**ACTIVITY:**
The answer must consist of each line below that holds the word "banner", copied as it stands.

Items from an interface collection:
[Start of section]

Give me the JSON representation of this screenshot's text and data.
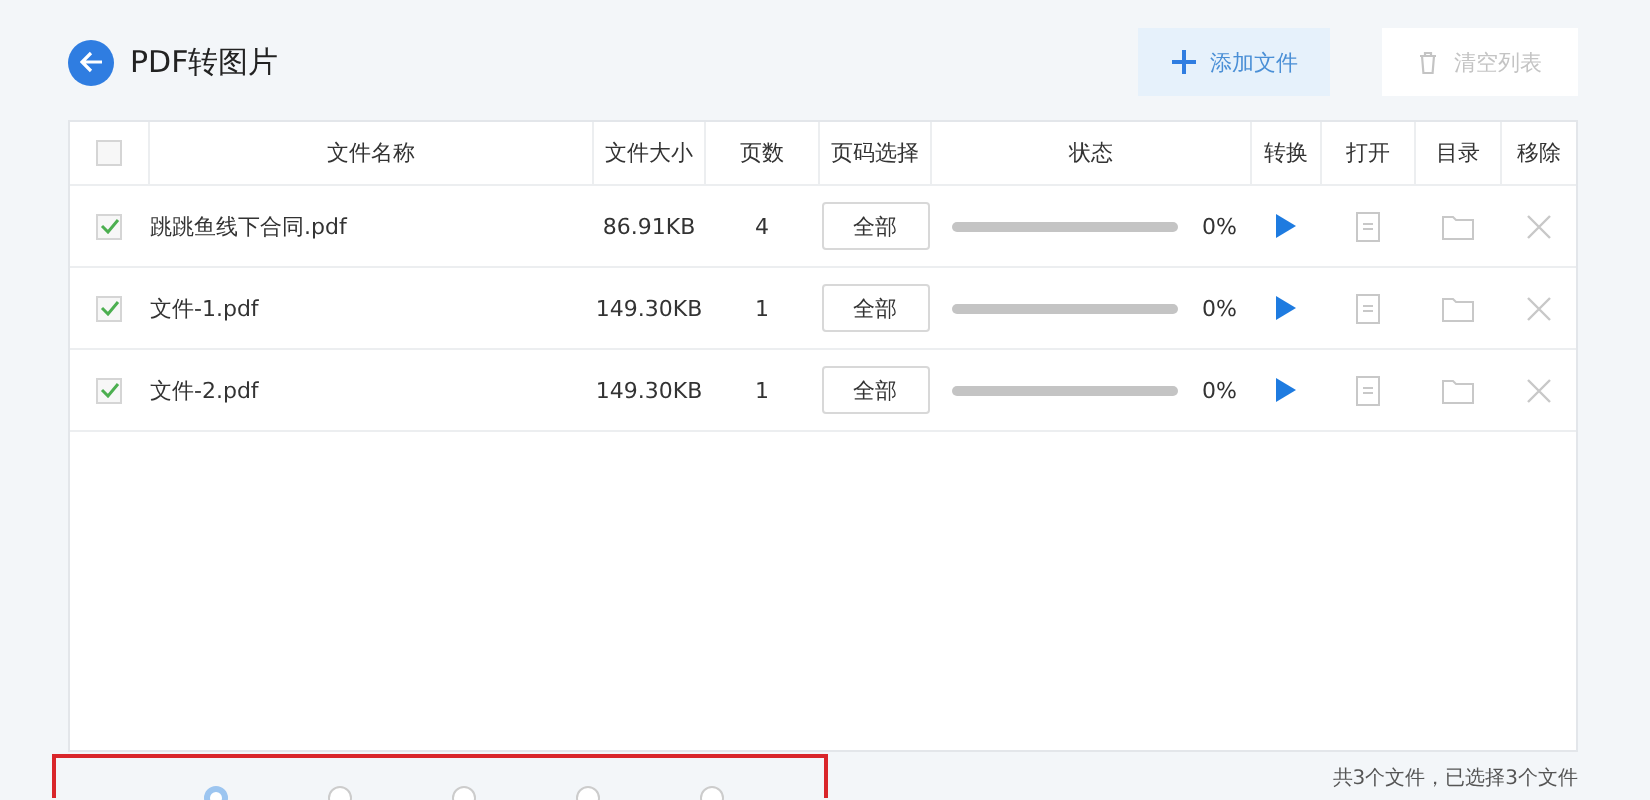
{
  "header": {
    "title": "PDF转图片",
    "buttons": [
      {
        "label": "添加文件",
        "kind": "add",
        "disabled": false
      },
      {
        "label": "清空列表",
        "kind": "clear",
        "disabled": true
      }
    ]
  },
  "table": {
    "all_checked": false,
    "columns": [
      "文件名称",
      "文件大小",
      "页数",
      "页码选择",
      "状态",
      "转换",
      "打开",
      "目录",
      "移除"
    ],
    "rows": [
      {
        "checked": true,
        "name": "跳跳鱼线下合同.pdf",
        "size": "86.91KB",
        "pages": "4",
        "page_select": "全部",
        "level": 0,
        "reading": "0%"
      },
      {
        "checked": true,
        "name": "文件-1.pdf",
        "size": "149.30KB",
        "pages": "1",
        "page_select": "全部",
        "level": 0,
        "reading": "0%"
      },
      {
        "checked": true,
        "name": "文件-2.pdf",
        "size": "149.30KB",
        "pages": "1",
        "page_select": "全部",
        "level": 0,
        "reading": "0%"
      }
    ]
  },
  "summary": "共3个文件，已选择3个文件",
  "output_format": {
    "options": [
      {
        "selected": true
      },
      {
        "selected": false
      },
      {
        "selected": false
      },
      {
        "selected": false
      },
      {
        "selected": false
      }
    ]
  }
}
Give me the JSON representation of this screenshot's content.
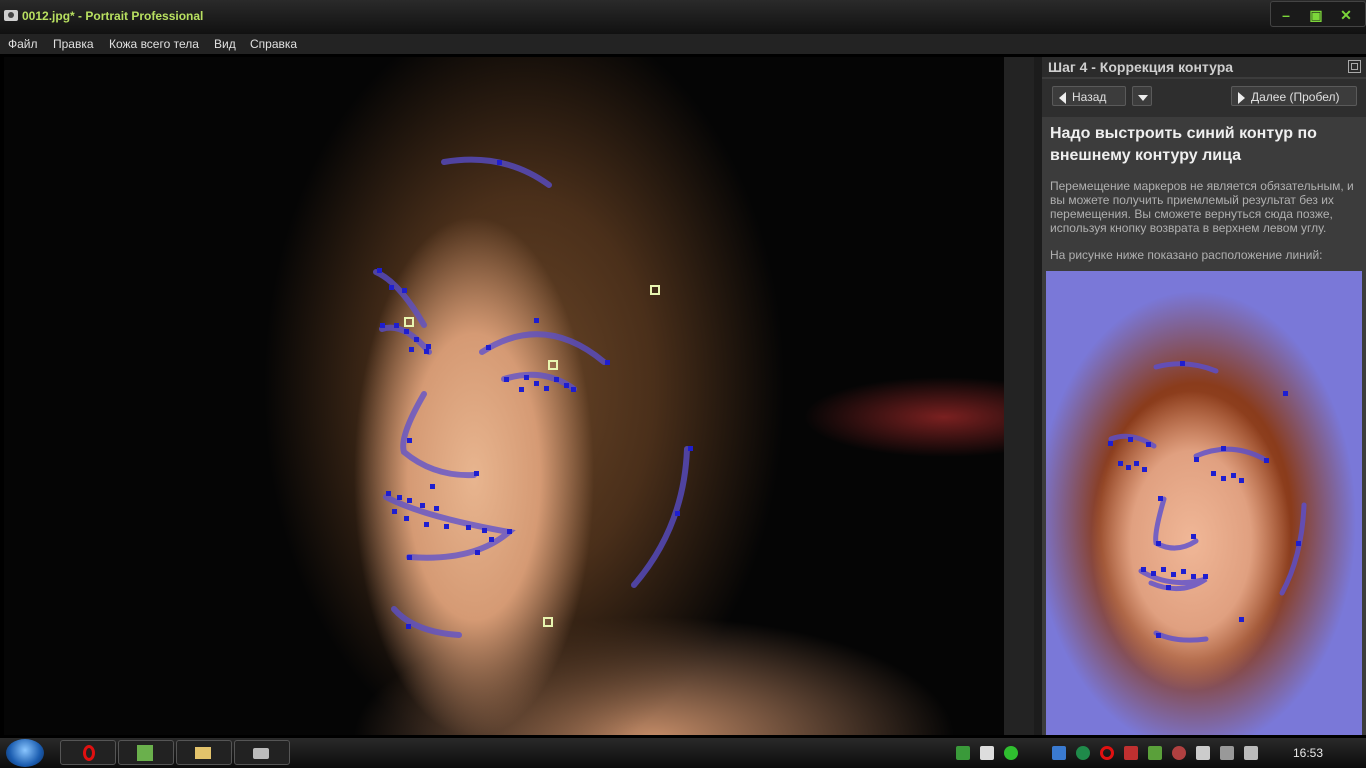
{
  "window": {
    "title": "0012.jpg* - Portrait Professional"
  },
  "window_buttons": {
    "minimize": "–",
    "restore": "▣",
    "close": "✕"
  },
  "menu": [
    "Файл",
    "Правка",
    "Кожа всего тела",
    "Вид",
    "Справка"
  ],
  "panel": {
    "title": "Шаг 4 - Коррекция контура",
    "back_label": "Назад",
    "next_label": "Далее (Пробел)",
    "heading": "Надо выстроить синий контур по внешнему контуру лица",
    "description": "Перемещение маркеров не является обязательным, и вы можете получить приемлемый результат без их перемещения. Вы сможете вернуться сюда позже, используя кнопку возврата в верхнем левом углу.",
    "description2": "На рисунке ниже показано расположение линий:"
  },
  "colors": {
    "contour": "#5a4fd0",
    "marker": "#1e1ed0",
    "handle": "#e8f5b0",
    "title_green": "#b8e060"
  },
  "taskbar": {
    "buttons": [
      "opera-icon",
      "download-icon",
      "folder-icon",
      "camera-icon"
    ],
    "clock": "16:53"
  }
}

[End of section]
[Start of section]

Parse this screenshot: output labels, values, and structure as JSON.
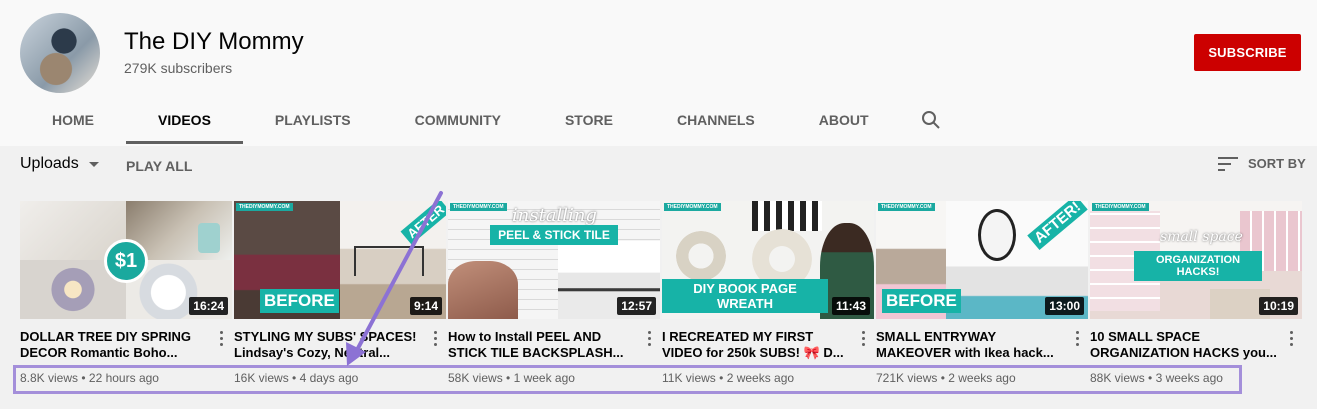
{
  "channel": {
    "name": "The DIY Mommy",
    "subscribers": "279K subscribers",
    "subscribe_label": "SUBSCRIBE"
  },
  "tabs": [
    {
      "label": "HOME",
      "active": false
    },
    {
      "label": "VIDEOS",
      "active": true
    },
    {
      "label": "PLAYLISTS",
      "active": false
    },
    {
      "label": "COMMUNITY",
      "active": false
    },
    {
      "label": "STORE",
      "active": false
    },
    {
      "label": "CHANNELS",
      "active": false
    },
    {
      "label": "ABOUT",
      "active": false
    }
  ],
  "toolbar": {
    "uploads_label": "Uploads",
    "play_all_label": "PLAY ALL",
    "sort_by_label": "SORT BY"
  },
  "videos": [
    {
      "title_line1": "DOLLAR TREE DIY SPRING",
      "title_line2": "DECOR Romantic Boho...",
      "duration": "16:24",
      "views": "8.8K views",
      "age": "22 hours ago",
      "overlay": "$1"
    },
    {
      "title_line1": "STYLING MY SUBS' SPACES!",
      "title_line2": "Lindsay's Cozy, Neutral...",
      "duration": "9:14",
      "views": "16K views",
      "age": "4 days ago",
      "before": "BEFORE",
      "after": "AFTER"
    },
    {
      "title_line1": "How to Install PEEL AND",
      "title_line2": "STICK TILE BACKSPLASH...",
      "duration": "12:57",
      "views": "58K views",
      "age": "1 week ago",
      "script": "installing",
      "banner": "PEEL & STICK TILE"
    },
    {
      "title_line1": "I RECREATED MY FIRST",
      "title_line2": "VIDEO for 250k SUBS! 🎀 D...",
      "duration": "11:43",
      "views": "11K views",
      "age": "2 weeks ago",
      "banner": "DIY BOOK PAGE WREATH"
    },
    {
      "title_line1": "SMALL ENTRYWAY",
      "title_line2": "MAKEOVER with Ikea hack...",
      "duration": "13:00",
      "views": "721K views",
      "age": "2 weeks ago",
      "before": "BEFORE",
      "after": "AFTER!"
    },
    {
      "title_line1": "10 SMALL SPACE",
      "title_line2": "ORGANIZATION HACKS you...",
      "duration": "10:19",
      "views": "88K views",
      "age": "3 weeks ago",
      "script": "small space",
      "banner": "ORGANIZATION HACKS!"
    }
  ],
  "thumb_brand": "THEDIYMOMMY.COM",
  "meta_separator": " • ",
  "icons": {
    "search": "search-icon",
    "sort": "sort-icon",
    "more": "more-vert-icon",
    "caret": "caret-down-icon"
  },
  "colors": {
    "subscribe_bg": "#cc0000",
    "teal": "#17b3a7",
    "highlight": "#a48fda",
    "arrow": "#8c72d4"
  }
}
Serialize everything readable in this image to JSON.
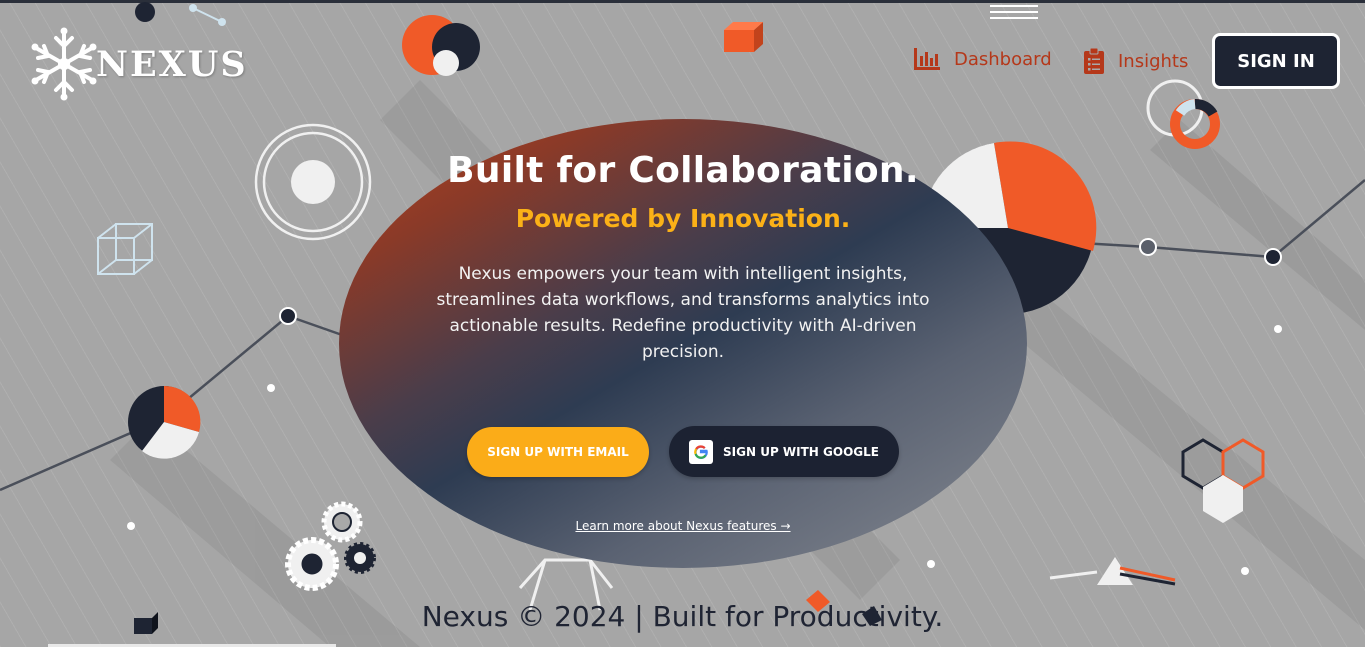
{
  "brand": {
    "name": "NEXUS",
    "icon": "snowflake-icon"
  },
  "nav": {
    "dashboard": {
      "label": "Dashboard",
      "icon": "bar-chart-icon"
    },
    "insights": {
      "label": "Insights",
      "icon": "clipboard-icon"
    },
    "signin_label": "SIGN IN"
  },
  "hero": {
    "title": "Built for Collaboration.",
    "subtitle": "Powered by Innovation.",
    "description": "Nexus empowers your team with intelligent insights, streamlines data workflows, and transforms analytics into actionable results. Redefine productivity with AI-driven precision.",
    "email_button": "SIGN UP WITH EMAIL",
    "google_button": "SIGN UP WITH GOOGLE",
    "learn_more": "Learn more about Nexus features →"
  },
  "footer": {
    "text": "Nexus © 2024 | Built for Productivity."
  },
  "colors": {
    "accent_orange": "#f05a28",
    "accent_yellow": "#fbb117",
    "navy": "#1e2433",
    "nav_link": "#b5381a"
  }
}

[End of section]

**FINISHED EXERCISE:**
      "banner": "PEEL & STICK TILE"
      "banner": "DIY BOOK PAGE WREATH"
      "banner": "ORGANIZATION HACKS!"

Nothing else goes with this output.